Your response should be every line from the entries that includes the string "JSON".

◆ ◆ ◆ ◆ ◆

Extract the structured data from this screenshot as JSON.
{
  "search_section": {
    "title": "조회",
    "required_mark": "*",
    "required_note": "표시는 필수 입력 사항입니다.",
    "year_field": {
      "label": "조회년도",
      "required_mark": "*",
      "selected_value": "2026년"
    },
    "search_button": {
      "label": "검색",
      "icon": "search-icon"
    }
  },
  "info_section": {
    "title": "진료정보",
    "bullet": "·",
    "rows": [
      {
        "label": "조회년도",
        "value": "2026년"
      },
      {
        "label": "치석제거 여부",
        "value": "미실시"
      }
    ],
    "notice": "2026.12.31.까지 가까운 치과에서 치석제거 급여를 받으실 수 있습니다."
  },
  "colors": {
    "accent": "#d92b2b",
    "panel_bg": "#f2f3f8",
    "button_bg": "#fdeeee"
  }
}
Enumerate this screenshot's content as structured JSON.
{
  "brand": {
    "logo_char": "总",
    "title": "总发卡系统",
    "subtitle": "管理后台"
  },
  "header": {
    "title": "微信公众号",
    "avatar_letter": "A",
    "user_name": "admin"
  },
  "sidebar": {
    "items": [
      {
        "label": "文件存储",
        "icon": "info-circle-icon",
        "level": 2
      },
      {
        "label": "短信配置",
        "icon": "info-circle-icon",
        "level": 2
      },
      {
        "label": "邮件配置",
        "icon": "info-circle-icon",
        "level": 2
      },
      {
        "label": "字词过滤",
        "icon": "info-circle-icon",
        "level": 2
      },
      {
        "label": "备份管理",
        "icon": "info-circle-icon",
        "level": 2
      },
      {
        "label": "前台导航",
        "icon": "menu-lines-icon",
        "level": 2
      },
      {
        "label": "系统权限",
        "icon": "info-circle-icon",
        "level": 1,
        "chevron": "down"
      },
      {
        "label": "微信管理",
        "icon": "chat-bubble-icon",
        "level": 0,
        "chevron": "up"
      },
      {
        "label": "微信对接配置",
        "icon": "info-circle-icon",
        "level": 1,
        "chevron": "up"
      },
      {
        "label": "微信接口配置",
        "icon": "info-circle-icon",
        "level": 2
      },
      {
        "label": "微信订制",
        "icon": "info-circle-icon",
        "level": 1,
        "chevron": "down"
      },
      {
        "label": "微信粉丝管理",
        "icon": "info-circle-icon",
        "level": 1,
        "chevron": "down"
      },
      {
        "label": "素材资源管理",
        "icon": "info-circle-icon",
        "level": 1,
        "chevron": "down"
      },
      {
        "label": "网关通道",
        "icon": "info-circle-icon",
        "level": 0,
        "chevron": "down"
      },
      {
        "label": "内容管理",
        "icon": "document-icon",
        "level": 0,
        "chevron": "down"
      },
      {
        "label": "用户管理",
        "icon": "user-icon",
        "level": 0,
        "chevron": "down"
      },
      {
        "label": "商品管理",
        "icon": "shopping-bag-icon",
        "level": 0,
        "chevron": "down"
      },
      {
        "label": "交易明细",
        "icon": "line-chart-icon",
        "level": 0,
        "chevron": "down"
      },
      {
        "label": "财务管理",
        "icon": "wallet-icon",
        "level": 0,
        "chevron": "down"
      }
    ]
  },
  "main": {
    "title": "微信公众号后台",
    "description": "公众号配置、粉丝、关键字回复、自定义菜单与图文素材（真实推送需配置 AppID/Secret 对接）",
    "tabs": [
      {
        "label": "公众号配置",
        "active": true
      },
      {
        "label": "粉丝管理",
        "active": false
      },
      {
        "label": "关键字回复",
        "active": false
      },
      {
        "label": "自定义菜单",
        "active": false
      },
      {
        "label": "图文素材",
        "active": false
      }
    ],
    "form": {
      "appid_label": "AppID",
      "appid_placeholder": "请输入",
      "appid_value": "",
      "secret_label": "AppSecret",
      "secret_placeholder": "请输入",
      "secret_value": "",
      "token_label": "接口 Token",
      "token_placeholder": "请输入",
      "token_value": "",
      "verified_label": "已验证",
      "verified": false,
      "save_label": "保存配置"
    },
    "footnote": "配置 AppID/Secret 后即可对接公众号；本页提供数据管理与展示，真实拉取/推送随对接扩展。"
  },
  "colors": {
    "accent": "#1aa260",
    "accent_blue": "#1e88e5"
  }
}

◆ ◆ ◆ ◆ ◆

## Final answer
Extract the structured data from this screenshot as JSON.
Enumerate this screenshot's content as structured JSON.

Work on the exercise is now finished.